The study also compared the health outcomes for two groups at the age of 10. The first group was exposed to intimate partner violence in the year they turned 10, whereas the second group were not exposed beyond the age of five.
Those in the first group were two to three times more likely to experience poor mental health, elevated blood pressure and sleep difficulties. But with the exception of language difficulties and asthma, health outcomes at age 10 were not affected for the second group.
The study has prompted calls for health and social care services to provide more effective identification and early intervention.
“Services need to be aware of the impact of intimate partner violence on children’s health and wellbeing and work to overcome barriers that may get in the way of women seeking support for themselves and their children,” says MCRI Professor Stephanie Brown.
“If child health and social services do not recognise and respond to intimate partner violence as a potential contributing factor to poor child health outcomes, interventions to support children with health and developmental problems are likely to be less effective.”
Funding boost for COVID-19 research
Thanks to a boost of funding from the State Government, an MCRI-led research project is able to expand its investigations into the effects of COVID-19 on different organs in the body.

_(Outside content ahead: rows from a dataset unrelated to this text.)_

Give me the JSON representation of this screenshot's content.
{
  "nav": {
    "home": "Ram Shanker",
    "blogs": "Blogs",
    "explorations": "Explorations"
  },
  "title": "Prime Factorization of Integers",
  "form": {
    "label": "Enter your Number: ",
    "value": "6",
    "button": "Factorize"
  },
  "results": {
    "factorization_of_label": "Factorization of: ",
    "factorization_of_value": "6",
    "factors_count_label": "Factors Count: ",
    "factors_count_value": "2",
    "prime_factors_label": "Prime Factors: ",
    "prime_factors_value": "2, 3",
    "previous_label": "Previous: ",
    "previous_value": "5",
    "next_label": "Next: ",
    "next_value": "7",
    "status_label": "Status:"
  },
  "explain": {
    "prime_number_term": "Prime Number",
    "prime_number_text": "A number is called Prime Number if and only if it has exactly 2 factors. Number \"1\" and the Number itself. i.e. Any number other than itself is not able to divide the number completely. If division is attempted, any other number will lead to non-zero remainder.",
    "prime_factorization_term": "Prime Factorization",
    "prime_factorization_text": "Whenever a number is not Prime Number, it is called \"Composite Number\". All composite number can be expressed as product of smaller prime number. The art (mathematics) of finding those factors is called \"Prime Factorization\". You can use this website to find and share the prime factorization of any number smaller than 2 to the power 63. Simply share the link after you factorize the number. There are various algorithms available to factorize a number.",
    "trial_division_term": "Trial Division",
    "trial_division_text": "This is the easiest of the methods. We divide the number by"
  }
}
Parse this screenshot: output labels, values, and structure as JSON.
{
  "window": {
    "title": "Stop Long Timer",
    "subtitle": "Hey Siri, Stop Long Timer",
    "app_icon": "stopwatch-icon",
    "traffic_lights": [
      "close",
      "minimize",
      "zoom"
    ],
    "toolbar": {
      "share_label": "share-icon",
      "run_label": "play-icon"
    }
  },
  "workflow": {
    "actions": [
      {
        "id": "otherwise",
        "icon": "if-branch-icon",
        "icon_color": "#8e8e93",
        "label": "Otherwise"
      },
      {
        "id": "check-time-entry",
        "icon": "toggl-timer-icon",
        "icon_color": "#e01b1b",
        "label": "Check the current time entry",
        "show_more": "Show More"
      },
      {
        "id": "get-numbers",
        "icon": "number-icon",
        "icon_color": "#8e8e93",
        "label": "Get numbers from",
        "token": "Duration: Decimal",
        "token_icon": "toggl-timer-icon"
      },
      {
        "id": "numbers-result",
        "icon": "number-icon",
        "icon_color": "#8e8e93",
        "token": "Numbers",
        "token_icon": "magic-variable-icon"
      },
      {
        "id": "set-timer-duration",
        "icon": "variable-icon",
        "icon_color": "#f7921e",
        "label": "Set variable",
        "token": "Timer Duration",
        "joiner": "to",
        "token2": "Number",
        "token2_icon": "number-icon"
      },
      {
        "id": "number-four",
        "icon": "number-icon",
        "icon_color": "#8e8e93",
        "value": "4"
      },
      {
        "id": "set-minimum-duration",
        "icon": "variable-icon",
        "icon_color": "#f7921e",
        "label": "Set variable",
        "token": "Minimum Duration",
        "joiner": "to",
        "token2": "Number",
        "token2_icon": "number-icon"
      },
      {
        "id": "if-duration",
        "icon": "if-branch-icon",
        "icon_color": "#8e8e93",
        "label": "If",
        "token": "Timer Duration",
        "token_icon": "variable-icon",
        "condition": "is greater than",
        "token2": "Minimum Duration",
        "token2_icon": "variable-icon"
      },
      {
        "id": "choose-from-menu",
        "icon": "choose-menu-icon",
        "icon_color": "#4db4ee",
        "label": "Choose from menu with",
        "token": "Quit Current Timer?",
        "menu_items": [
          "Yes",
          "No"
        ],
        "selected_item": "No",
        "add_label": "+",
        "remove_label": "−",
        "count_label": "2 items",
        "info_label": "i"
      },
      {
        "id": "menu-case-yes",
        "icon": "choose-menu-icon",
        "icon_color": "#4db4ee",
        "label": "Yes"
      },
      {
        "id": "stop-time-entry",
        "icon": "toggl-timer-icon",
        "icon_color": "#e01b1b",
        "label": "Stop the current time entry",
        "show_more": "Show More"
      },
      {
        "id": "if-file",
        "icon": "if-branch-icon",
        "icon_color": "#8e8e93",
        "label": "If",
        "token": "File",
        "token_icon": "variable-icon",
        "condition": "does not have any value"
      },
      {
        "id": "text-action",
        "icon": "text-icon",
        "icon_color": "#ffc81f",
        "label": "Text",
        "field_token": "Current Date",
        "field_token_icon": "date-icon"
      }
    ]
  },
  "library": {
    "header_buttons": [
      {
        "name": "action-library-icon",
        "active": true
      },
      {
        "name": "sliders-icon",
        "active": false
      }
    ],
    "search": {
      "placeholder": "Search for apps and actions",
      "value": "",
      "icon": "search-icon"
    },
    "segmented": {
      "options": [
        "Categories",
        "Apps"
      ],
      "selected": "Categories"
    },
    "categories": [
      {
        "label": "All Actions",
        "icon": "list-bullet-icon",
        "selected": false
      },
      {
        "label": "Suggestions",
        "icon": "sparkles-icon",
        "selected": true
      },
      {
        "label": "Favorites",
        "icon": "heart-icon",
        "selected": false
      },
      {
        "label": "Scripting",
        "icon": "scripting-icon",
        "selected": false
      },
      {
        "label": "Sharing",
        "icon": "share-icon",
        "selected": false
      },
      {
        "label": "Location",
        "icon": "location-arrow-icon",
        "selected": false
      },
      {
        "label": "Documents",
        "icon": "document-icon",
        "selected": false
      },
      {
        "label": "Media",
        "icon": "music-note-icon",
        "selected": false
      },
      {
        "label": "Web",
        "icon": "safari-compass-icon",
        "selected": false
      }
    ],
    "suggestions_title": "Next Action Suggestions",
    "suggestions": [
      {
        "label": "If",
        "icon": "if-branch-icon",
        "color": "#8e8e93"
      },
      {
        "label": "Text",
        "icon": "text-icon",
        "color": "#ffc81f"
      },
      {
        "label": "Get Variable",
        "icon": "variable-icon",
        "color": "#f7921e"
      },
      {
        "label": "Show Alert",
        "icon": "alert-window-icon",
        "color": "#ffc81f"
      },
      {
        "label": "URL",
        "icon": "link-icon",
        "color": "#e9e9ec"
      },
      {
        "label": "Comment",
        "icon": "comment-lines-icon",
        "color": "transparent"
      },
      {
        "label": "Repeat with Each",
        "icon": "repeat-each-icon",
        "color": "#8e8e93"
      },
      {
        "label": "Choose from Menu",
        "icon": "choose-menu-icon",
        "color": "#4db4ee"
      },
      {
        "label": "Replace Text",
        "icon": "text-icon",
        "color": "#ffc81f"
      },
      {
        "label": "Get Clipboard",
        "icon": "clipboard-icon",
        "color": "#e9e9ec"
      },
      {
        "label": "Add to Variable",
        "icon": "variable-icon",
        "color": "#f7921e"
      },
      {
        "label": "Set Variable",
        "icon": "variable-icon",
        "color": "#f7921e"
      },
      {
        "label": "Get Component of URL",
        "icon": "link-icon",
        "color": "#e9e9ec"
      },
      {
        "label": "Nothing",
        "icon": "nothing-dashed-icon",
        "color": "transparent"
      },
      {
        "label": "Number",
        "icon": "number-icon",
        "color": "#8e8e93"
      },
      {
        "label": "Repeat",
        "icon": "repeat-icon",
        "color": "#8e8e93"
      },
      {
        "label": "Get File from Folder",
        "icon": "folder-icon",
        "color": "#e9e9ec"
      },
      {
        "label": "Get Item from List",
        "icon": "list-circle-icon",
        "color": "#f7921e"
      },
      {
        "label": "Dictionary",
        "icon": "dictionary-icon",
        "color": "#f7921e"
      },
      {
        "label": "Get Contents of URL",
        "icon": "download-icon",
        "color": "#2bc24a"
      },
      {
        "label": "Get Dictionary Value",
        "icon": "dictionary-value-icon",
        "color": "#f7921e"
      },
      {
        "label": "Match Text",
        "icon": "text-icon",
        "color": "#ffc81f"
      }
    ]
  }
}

The project uses human stem cells to better understand the effects of the virus on different organ systems in the body including the lungs, heart, kidneys, brain, immune system and blood vessels, to support the development of targeted treatments. The research has already deepened our understanding on how coronavirus impacts on the heart.
The group of scientists from MCRI, The Doherty Institute, Walter and Eliza Hall Institute of Medical Research and Monash University will use the funding to include placental tissue to gain greater insight into the effects of coronavirus during pregnancy.
The team will also be investigating possible causes of ‘long COVID’ and expand their research into emerging strains of the virus.
This is the first time research of this kind has been done in Australia, with MCRI one of only a few facilities worldwide able to study the effect of the virus on every major human organ.
Every donation you make has the potential to save a child like James’s life
Help us find solutions to serious childhood illnesses such as heart disease – the leading cause of death and disability in children.
Every week heart disease claims 5,000 young lives worldwide, so we urgently need to find new ways to prevent and treat it.